Subject:  Butterfly
Geographic location of the bug:  North Queensland
Date: 11/16/2019
Time: 01:14 AM EDT
Your letter to the bugman:  Hello we have a butterfly from north Queensland, the name we were given was Marfarlane’s Triangle, but we cannot find that name online so cannot find the species name, can you please help us
How you want your letter signed:  Hannah & Ellie

Green Triangle

Dear Hannah & Ellie,
We located images of a similar looking butterfly called a Blue Triangle,
Graphium sarpedon, on the Brisbane Insect site, and additional searching of that genus name brought us to the Green Triangle, Graphium macfarlanei, on Butterfly House, and we suspect the common name Marfarlane’s Triangle can also be used.

Green Triangle

What's That Bug? does not endorse extermination

Subject:  Identify this bug?
Geographic location of the bug:  Columbus, N.M.
Date: 11/08/2019
Time: 10:00 AM EDT
Your letter to the bugman:  We are on the border of New Mexico and saw this bug about the approx  size of a quarter.
How you want your letter signed:  Gaila

Blister Beetle: Megetra species

Dear Gaila,
This is a Blister Beetle in the genus
Megetra and we identified it on BugGuide.  There are three species in the genus, and two are found in New Mexico, but they look so similar, we cannot discern a difference.

Subject:  Bug I can’t identify
Geographic location of the bug:  Northern NJ
Date: 11/11/2019
Time: 01:32 PM EDT
Your letter to the bugman:  Saw these on a pin oak this morning
How you want your letter signed:  Ryan Moore

Giant Bark Aphids

Dear Ryan,
We quickly identified what we suspected were Giant Bark Aphids,
Longistigma caryae, on BugGuide, but there were no images of what we suspected might be eggs.  The Bug of the Week site has a nice image with the caption:  “Eggs of the giant bark aphid are the overwintering stage. They line small branches by the thousands and change from amber to black as they age.”

Giant Bark Aphids

Giant Bark Aphids

What's That Bug? does not endorse extermination

Subject:  What’s that bug ?
Geographic location of the bug:  Djibouti
Date: 11/12/2019
Time: 03:43 AM EDT
Your letter to the bugman:  Found this kind of grasshopper today near my workplace, any idea of her name ?
How you want your letter signed:  jodrak

Grasshopper

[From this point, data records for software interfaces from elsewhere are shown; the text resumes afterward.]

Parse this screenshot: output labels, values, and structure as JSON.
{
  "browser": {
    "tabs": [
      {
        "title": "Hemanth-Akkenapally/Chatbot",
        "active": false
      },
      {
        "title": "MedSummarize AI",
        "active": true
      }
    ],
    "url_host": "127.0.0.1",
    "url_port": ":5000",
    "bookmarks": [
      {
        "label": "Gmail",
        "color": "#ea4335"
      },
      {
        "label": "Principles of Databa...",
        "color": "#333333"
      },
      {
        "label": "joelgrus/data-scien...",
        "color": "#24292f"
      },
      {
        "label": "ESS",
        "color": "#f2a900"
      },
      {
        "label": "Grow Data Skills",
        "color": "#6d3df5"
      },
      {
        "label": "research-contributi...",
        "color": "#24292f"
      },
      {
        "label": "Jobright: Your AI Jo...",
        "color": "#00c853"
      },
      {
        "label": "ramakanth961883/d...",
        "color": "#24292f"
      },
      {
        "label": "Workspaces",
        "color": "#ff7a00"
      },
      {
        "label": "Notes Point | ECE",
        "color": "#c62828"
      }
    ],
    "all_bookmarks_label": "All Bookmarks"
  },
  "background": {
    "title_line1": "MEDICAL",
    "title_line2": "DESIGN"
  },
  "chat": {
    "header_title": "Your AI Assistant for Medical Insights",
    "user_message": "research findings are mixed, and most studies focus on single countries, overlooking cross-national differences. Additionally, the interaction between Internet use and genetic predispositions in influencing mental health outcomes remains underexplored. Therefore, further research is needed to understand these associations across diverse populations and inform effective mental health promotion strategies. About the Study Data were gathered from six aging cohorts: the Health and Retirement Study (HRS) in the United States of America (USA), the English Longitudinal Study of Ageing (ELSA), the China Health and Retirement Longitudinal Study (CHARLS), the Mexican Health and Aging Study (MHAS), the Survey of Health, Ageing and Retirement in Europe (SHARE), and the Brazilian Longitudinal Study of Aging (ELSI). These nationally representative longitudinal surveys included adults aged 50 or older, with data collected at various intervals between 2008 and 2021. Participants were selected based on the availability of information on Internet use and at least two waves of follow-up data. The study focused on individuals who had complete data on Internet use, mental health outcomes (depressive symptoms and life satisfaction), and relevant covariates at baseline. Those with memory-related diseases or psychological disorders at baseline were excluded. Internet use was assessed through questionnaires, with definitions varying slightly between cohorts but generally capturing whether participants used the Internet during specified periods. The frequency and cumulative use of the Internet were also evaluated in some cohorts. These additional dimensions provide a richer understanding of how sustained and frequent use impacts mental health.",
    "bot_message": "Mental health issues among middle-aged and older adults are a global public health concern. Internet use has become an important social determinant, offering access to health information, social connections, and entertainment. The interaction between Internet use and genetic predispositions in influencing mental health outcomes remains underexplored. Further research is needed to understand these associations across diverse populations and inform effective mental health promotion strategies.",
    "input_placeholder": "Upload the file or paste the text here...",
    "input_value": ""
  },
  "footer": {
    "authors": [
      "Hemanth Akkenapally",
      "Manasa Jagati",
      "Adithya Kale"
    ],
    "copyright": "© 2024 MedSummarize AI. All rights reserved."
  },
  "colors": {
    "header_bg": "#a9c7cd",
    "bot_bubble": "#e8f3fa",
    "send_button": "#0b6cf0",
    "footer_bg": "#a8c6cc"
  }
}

Dear jodrak,
We have a similar looking Grasshopper in our archives, also from Djibouti, but we have never been able to ascertain a species name.  We also located this unidentified Grasshopper on FlickR.  We believe this is a Toxic Milkweed Grasshopper in the family Pyrgomorphidae.

Subject:  Bug
Geographic location of the bug:  Panama
Date: 11/14/2019
Time: 07:26 AM EDT
Your letter to the bugman:  Found this bug in El Valle..700m
Thanks for any comments
How you want your letter signed:  Jerry Harrison

Bee Assassin

Dear Jerry,
This is a predatory Assassin Bug and it sure looks to us like a member of the genus
Apiomeris, the Bee Assassins.  We found a FlickR posting that looks exactly like your individual and it is identified as possibly Apiomeris hirtipes.

Subject:  Large crawling bug
Geographic location of the bug:  Perth, Western Australia
Date: 11/09/2019
Time: 07:37 AM EDT
Your letter to the bugman:  I squashed this bug in a panic, but have never seen one like it. It was about 6cm in length and crawled. Found in the house on a very warm day. Is it a type of cockroach? Didn’t appear to have wings.
How you want your letter signed:  Angela

Mole Cricket Carnage

Dear Angela,
This was a Mole Cricket, a common subterranean dweller in many parts of the world.  Mole Crickets are considered harmless to people and it will not infest your home.  It accidentally wandered in or was brought in by a pet perhaps.  We are tagging this as Unnecessary Carnage and we hope in the future you will attempt to relocate future intruders.